What is being asked:
Though the entries hold pictures, only their text should be duplicated, exactly and in full.

Stored data:
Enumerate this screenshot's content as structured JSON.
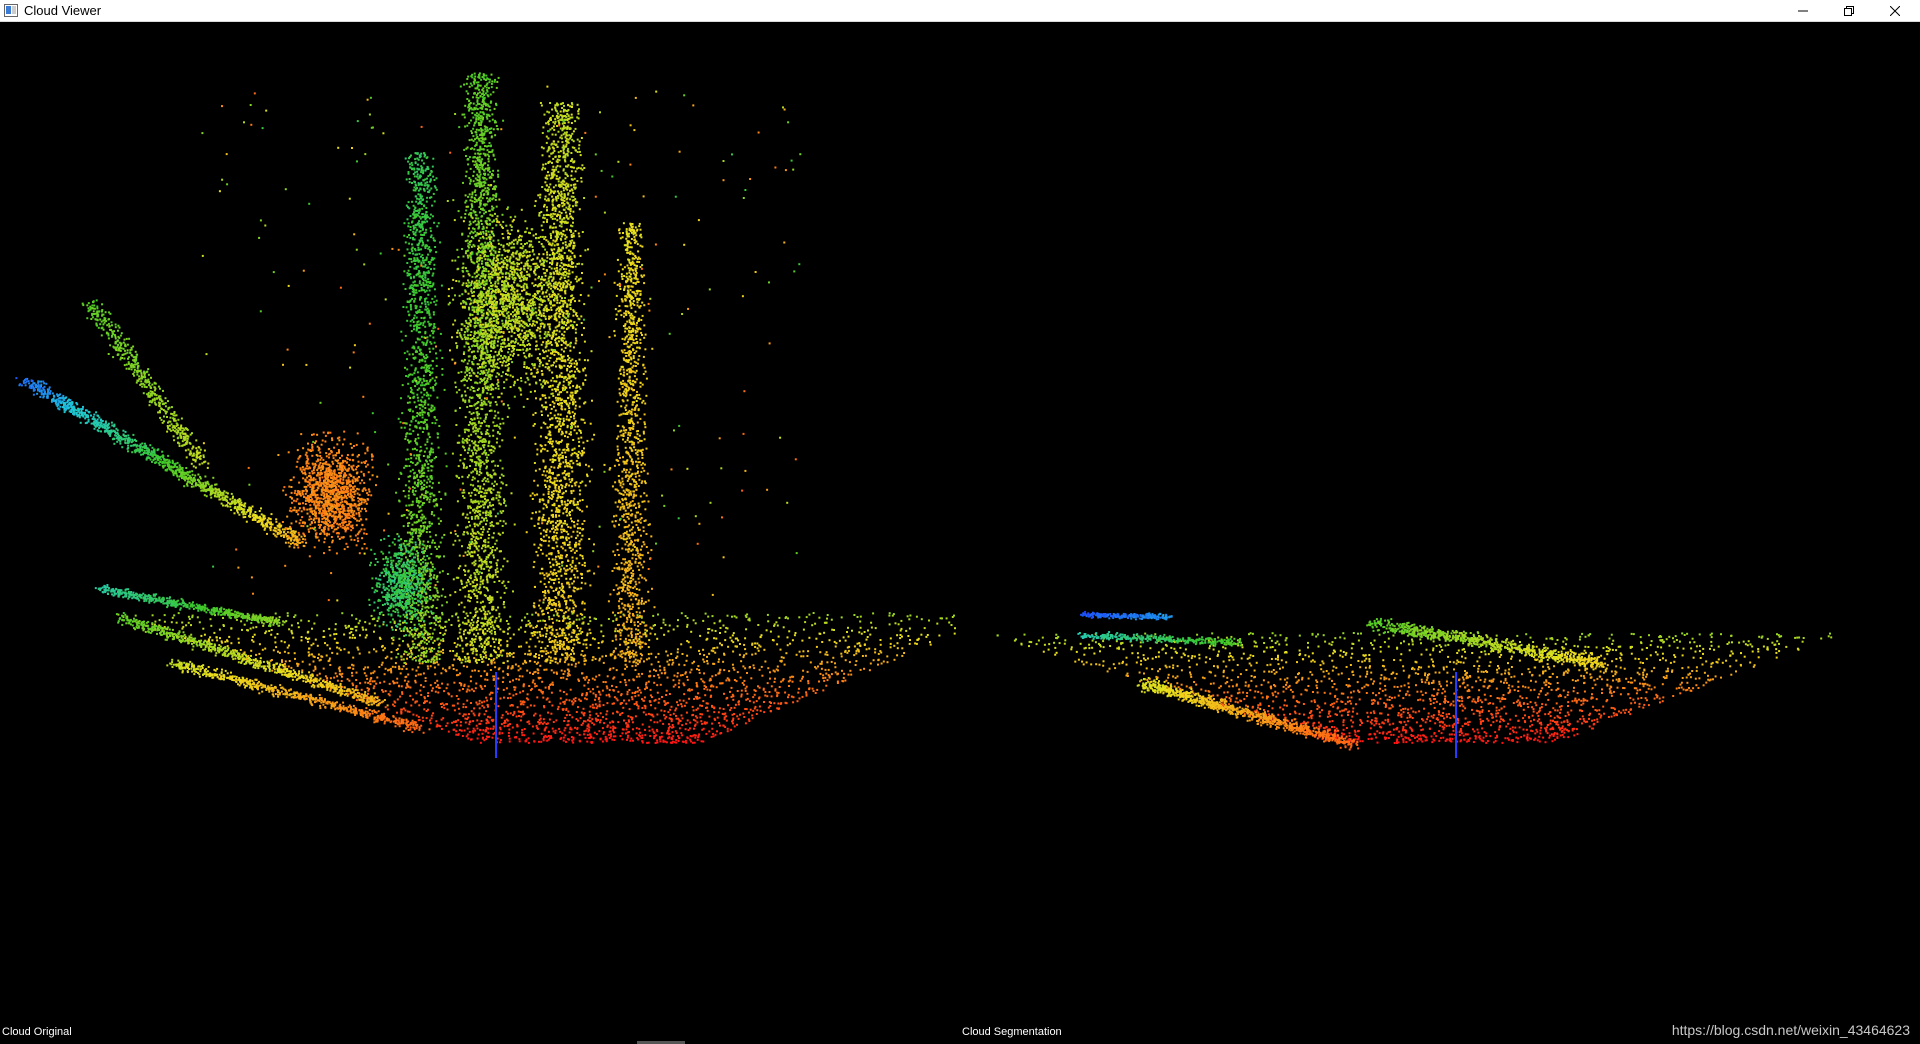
{
  "window": {
    "title": "Cloud Viewer",
    "controls": {
      "minimize": "minimize-icon",
      "restore": "restore-icon",
      "close": "close-icon"
    }
  },
  "viewports": {
    "left": {
      "label": "Cloud Original",
      "background": "#000000"
    },
    "right": {
      "label": "Cloud Segmentation",
      "background": "#000000"
    }
  },
  "watermark": "https://blog.csdn.net/weixin_43464623",
  "colors": {
    "red": "#ff1a1a",
    "orange": "#ff8c1a",
    "yellow": "#e8e81a",
    "green": "#33cc33",
    "cyan": "#1ad4e8",
    "blue": "#1a3aff"
  }
}
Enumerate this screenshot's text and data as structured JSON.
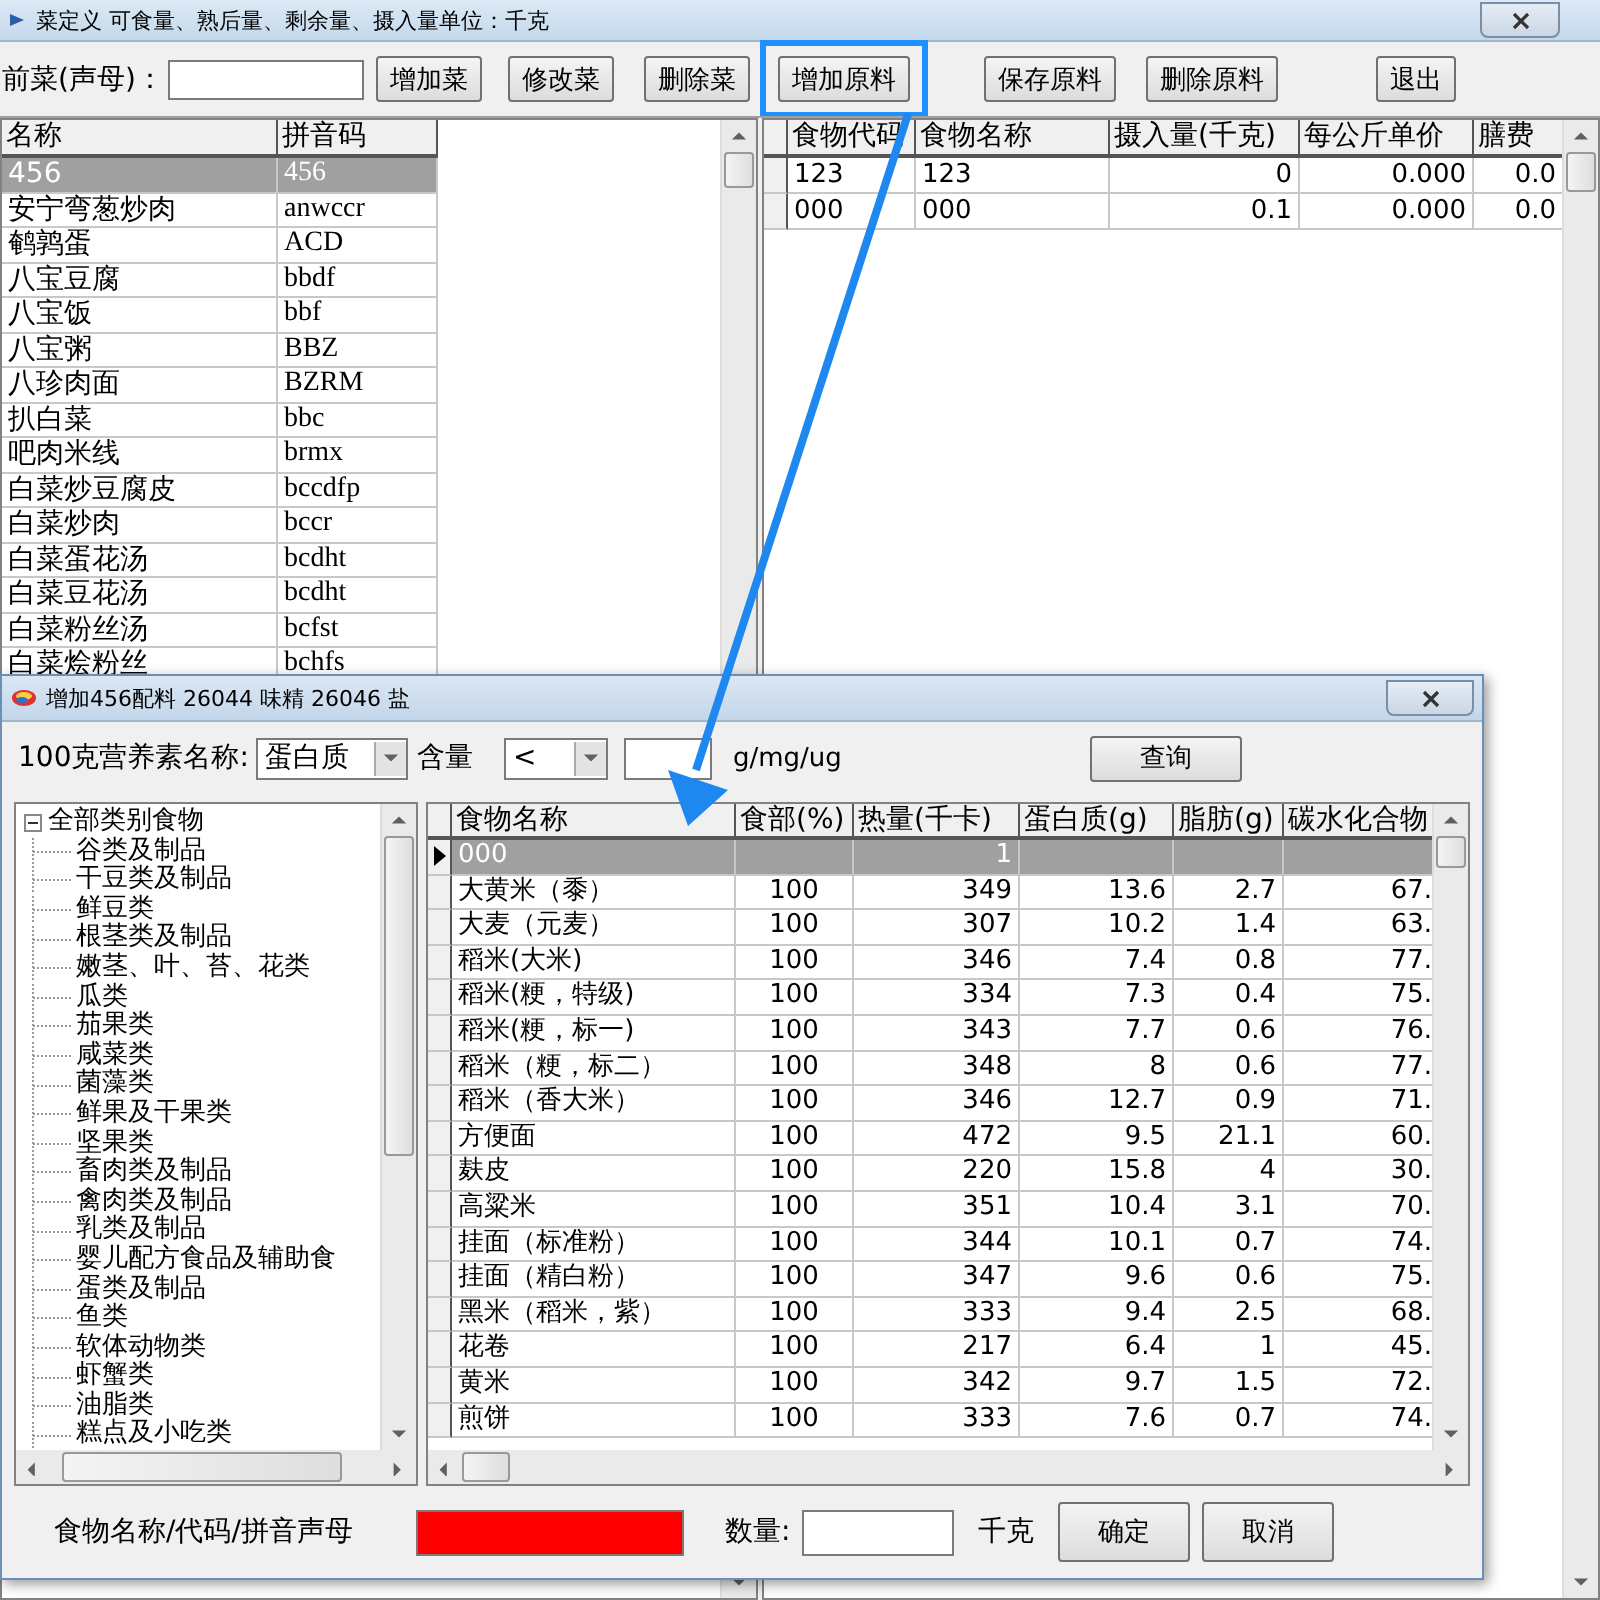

Written solution:
Enumerate this screenshot's content as structured JSON.
{
  "window": {
    "title": "Cloud Viewer",
    "controls": {
      "minimize": "minimize-icon",
      "restore": "restore-icon",
      "close": "close-icon"
    }
  },
  "viewports": {
    "left": {
      "label": "Cloud Original",
      "background": "#000000"
    },
    "right": {
      "label": "Cloud Segmentation",
      "background": "#000000"
    }
  },
  "watermark": "https://blog.csdn.net/weixin_43464623",
  "colors": {
    "red": "#ff1a1a",
    "orange": "#ff8c1a",
    "yellow": "#e8e81a",
    "green": "#33cc33",
    "cyan": "#1ad4e8",
    "blue": "#1a3aff"
  }
}
Enumerate this screenshot's text and data as structured JSON.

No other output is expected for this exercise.